Scrape the cooled bacon grease into the trash can.
Put the pan into the sink and add a dime-sized drop of dish soap to the pan. Some people prefer to use coarse salt and paper towels instead of soap to scrub their cast iron pans; it is a matter of preference. If you use salt and paper towels to clean your pan, rinse it with cold water and dry it with a paper towel to complete the process.
Fill the pan half-way with hot water and scrub it with your rag. If the bacon fat residue on the bottom of the pan does not come out with the rag, use fine steel wool to scrub the pan. Rinse the pan.
Put the pan on the stove and turn the burner on medium. Leave it until all of the water has evaporated.
Put a small amount of vegetable oil onto a paper towel and wipe the interior of the pan. The entire pan needs to be swabbed with the oiled towel.
Wipe the pan with a clean paper towel to remove any excess oil.
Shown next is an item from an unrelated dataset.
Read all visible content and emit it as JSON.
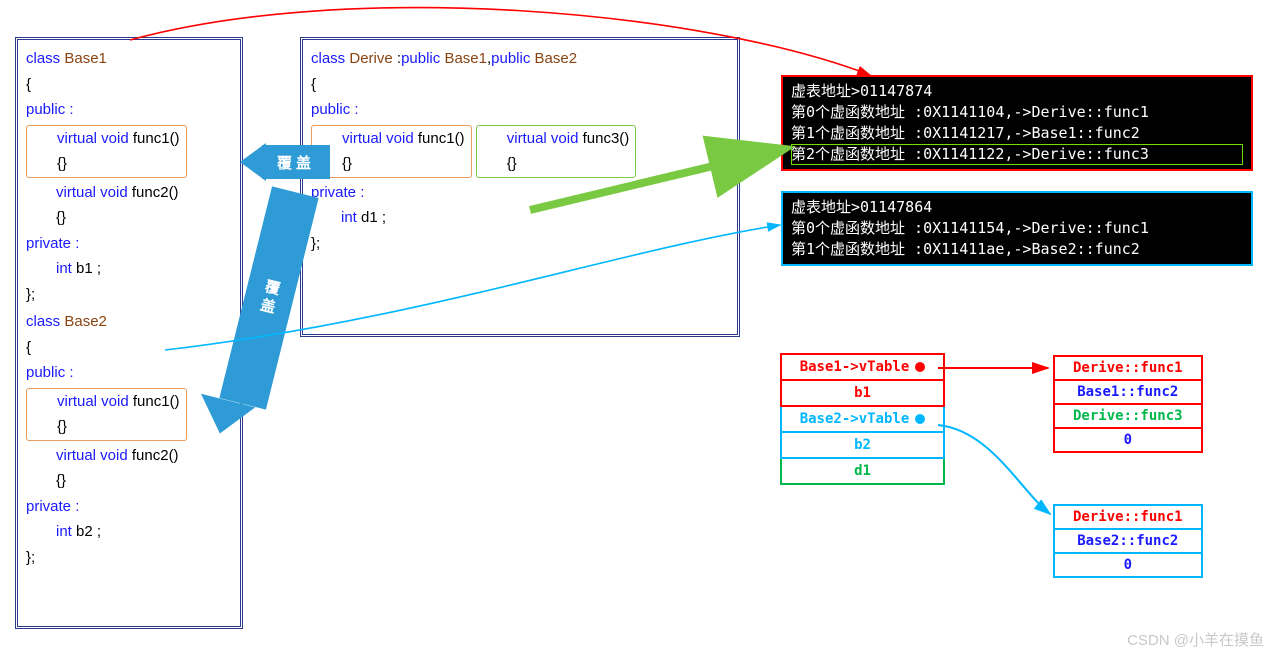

Stacy D. Cooper received her Bachelor of Arts degree from Indiana University with an emphasis in writing and literature. She is fascinated with books, reads constantly and is the owner and publisher of a book review blog and website. She currently writes for online content providers while raising her two daughters.